- your organisation’s consumer involvement plan and level of engagement
- current consumer openings at your organisation.
What roles are there for consumers?
Types of consumer involvement
- Personal engagement
Click on a type for more information
Please print text version of the types of consumer involvement
What knowledge, skills and experience are most useful as a consumer?
‘As a consumer representative, it’s important to move from the ‘I’ to the 'we'. You have to be speaking on behalf of other people.’
—Nicola Bruce, Consumer Researcher
- Consumer knowledge, skills and experience (for consumers)
- Are you a capable consumer?
- Storytelling tips for consumers
- Tips for consumers working on committees
What knowledge, skills and experience do I currently have?
You have lots of knowledge and experience based on your own lived situation as a person affected by cancer, either because you are affected directly or because you look after someone affected by cancer.
This experience has put you in touch with cancer services and clinicians and you have accumulated knowledge about how the health services are delivered, and how people like you access these services.
You may have had some of the following experiences (as a consumer or carer) and be able to offer comment and advise on quality improvement related to them:
- diagnosis with cancer
- in-patient experience (receiving treatment, chemotherapy or radiotherapy; having surgery)
- involvement in a clinical trial or other research project
- supportive care, follow up care and survivorship
- palliative care and the process of end-of-life decisions.
It is this personal journey from diagnosis through to survivorship or to end-of-life that consumers contribute when they are asked to provide views as an advocate or an advisor to a health service or committee.
If you are considering working with your health service, you may find it helpful to take a few minutes to consider your skills and motivation using this consumer self-assessment tool and personal stocktake.
How do I further develop the knowledge, skills and experience for these roles?
There are several things that you can do to improve your knowledge and skills.
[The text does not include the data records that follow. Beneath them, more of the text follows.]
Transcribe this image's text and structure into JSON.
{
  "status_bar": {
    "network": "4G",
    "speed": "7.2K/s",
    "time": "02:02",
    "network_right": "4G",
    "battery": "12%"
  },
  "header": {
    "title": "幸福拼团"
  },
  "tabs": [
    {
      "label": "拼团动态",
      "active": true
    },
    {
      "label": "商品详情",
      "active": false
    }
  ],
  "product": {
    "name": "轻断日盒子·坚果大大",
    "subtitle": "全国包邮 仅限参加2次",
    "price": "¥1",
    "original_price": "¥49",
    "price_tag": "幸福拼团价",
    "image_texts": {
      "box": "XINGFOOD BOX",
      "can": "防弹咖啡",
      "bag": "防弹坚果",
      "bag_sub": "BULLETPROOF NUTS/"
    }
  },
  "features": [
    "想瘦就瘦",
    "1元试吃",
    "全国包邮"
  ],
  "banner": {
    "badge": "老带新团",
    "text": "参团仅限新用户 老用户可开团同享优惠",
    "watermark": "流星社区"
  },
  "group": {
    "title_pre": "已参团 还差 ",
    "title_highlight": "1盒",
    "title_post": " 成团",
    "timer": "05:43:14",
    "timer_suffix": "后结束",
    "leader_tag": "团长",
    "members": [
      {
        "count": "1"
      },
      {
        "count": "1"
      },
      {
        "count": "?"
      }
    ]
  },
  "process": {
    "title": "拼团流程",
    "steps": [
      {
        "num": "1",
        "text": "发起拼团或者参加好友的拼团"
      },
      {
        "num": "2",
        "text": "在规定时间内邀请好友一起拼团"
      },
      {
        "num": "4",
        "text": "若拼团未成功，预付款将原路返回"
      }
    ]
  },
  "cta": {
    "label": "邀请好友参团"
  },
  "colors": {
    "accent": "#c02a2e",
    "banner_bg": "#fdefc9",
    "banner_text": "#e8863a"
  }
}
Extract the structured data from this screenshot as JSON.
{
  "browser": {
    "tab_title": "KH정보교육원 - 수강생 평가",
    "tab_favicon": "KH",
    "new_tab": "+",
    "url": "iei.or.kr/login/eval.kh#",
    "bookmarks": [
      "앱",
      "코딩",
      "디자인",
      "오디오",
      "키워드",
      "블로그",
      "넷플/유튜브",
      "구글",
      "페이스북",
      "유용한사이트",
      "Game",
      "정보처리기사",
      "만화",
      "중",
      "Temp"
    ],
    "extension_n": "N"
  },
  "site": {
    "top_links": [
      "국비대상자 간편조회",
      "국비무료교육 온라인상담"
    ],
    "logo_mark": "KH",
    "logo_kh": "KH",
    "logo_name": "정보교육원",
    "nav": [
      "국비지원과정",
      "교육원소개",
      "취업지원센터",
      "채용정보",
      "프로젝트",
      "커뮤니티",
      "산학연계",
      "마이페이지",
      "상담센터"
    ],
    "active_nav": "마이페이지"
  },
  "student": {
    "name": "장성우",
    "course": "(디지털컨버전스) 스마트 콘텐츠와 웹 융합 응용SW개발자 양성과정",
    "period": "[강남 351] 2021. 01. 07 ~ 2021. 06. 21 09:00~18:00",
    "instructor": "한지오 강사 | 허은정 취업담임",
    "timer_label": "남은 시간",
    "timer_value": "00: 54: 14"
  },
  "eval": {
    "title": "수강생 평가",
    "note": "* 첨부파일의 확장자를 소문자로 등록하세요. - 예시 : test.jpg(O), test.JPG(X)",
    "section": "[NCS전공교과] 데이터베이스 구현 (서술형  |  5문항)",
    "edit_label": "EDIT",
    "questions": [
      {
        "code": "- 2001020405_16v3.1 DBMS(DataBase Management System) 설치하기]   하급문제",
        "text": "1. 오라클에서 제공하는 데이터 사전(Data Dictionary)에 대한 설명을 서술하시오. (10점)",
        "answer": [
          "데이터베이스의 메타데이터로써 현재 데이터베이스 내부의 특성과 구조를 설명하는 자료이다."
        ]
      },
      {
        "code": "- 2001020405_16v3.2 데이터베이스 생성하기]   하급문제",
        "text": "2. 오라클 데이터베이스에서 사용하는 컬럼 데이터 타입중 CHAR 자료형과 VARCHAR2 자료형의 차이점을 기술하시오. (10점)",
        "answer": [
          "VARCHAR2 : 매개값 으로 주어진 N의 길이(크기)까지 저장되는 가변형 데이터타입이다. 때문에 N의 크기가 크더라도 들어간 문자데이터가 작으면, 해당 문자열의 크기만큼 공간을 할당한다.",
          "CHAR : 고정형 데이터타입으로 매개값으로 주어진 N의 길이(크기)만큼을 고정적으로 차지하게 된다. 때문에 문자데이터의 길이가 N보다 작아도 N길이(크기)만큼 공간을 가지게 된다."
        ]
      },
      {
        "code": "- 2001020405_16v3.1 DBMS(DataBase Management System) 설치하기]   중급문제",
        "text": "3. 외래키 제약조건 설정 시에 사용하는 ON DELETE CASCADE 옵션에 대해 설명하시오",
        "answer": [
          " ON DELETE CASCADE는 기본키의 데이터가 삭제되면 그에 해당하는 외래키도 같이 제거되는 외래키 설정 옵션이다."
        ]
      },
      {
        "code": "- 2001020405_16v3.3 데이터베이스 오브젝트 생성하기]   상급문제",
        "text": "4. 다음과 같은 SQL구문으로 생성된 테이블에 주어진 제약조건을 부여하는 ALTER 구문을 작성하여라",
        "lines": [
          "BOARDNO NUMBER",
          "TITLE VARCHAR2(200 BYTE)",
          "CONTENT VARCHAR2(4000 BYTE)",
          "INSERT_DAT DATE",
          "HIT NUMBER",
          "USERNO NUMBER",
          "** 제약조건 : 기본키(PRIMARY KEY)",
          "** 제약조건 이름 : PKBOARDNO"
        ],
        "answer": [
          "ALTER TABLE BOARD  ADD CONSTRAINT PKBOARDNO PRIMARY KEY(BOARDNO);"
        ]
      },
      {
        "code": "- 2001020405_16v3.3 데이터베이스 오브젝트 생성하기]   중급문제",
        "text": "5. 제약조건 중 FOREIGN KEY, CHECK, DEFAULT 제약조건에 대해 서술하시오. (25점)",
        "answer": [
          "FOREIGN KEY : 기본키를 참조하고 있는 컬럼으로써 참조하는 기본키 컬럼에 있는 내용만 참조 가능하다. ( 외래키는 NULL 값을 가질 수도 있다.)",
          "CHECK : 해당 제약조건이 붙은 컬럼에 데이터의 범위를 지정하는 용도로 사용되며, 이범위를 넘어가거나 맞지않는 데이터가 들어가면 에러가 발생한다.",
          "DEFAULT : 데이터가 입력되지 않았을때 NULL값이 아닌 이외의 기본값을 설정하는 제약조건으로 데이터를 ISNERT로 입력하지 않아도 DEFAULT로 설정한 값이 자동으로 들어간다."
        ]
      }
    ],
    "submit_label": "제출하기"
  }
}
For example, you can attend:
- consumer representative training
- leadership training
- effective storytelling workshops
- science and specific health background training for advocacy
- conferences, and possibly co-author journal articles with staff members.
You may also wish to:
- gain better knowledge of the Australian health system
- set-up regular briefings and debriefings before and after meetings
- seek mentoring programs (where consumers mentor other consumers)
- learn about and commit to self-care strategies.
Information and training for consumers is available. Cancer Australia, the Cancer Council in your state, other cancer organisations and the consumer peak bodies will be able to direct you to many training and education opportunities. Click here for a list of cancer and consumer organisations.
As an involved consumer, what can I expect?
You can expect to be considered part of the team, to have your views listened to and taken into account. You will be respected for the knowledge, skills and experience you contribute, but you will not be expected to be knowledgeable across all areas of discussion in a meeting or project. As any other member of the team would be fully informed, you will also be kept up-to-date about any relevant practical information regarding meetings or changes (time, date and location) and can expect to receive reasonable lead-time on any pre-reading. You can also expect to have a support person or mentor from within the organisation available for briefings before and after meetings, if necessary. Here is a list of some of these practical expectations for consumer involvement.
The health service or organisation that you are working with will have a series of policies developed for working with consumers. These are particularly important for those consumers working at the levels of partner, expert and advisor. Take a look at some of the policies you can expect from your organisation.